While development throughput improvements of 2 to 5-fold is not uncommon, companies do not recognize or are unwilling to accept how truly inefficient they are in product development. There is not a way to directly compare like there is in manufacturing. Not recognizing the size of the opportunity is a significant factor in organizations not pursuing lean product development.
This is compounded by organizations not know where to start. Many erroneously begin by bringing what worked in manufacturing into the development system. Although some of the principles may translate from manufacturing, the approach is significantly different and there are fundamental differences between lean product development and lean manufacturing. Without guidance, companies struggle to get a foothold. Multiple miss-starts are quite common with organizations that do attempt eventually giving up or setting with drastically substandard improvements.
Organizations generally do not really comprehend how their product development system truly works. They are afraid to interfere in a process they don’t understand and can’t see. Product development is not something that an organization can ‘go see’ like a manufacturing plant. Innovation is highly guarded by companies with an unwillingness to let outsiders into their development environments to see what they are doing.
These factors compound to result in organizations unfortunately not pursuing Lean Product Development practices.
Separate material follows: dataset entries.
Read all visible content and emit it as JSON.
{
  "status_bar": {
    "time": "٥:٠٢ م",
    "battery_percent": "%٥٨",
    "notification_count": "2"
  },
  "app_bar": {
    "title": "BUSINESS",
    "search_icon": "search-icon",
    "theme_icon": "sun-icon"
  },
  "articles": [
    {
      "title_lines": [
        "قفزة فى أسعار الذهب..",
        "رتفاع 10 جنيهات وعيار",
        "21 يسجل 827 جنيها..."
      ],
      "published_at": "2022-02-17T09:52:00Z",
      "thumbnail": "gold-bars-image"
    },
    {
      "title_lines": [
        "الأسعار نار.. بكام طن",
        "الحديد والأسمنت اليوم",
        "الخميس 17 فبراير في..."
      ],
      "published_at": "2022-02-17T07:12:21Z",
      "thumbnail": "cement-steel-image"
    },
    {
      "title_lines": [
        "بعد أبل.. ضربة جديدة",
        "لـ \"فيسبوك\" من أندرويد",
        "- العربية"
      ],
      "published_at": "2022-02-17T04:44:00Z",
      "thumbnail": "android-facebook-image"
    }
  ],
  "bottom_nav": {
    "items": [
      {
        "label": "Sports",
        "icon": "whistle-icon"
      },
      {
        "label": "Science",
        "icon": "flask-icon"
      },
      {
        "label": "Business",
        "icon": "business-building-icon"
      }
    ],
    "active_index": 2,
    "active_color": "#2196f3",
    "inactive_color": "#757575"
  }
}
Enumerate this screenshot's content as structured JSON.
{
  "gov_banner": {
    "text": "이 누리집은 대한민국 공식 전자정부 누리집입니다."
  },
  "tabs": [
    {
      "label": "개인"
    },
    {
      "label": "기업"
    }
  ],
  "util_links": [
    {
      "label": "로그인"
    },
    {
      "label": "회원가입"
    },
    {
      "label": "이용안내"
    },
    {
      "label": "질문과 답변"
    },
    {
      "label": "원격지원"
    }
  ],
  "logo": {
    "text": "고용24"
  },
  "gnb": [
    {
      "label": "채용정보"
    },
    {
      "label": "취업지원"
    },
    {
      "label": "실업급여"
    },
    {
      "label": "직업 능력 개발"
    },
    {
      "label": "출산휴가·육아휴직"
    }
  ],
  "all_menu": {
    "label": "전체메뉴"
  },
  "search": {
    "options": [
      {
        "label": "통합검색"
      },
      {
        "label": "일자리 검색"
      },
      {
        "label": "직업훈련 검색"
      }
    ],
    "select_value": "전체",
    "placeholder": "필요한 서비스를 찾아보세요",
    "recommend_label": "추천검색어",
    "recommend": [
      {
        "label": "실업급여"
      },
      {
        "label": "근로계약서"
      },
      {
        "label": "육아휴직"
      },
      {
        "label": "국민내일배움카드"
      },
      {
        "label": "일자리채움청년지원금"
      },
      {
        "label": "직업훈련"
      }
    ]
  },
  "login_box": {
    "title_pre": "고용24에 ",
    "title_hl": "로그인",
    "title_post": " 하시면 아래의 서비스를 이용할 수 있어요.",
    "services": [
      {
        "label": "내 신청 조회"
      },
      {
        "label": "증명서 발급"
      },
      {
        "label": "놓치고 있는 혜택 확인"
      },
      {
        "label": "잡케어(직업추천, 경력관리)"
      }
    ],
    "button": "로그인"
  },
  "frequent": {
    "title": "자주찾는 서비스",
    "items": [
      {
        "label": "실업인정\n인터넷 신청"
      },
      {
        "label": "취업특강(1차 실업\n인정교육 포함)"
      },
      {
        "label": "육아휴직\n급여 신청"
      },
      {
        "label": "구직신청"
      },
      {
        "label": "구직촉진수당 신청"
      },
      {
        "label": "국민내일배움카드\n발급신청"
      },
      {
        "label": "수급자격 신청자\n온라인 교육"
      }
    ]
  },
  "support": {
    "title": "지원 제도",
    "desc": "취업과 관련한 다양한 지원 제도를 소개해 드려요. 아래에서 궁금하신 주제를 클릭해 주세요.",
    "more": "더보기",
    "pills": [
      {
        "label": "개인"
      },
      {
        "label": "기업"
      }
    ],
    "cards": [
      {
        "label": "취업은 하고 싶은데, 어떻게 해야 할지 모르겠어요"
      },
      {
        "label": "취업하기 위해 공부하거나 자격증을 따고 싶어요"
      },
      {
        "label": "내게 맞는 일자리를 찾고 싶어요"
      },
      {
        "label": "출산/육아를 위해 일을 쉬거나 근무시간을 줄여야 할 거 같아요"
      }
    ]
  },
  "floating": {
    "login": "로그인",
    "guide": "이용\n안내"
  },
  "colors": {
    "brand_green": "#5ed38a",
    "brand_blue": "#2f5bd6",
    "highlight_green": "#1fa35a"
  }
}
Recently there has been a trend toward the adoption of Agile methods to product development. Agile is a small subset of lean product development methods which has shown tremendous improvements in software development. Without a better model, organizations are beginning to implement these practices to their development systems. Although they see improvements from Agile, the improvement is a small sample of what is truly possible and does not encompass the entire compliment of lean product development methods. Perhaps this is the first step necessary for organizations to learn how significant adopting lean product development in their company can be and a first step for lean organizations to pursue Lean Product Development practices.
For those organizations looking to truly excel in product development, the adoption of lean product development provides a mechanism to drastically drive business performance.
About the Author:
Dantar Oosterwal is highly regarded as a global thought-leader in Lean Innovation & Product Development systems as well as an advisor, speaker and award-winning author. He has a passion for learning and applying lean product development systems to impact improvements of business performance. Dantar has championed many large and global operational improvement initiatives as well as developed and led Lean Innovation transformations for organizations resulting in profound improvements to both top-line revenue and bottom-line efficiency. He has been awarded the Shingo Prize for his work in Lean Innovation by the Shingo Institute, the Outstanding Corporate Innovator award from PDMA and several product patents. Dantar has served as the Global Vice President of Innovation at Sara Lee and Product Development & Product Planning Leader at Harley-Davidson Motor Company. His consulting experience spans a diversity of industries ranging from raw materials (mining and chemicals) to high-tech defense systems. Oosterwal is currently working on his PhD at Ecole Polytechnique Federale Lausanne (EPFL) in the area of Lean Product Development.
 Journal of Financial Economics 107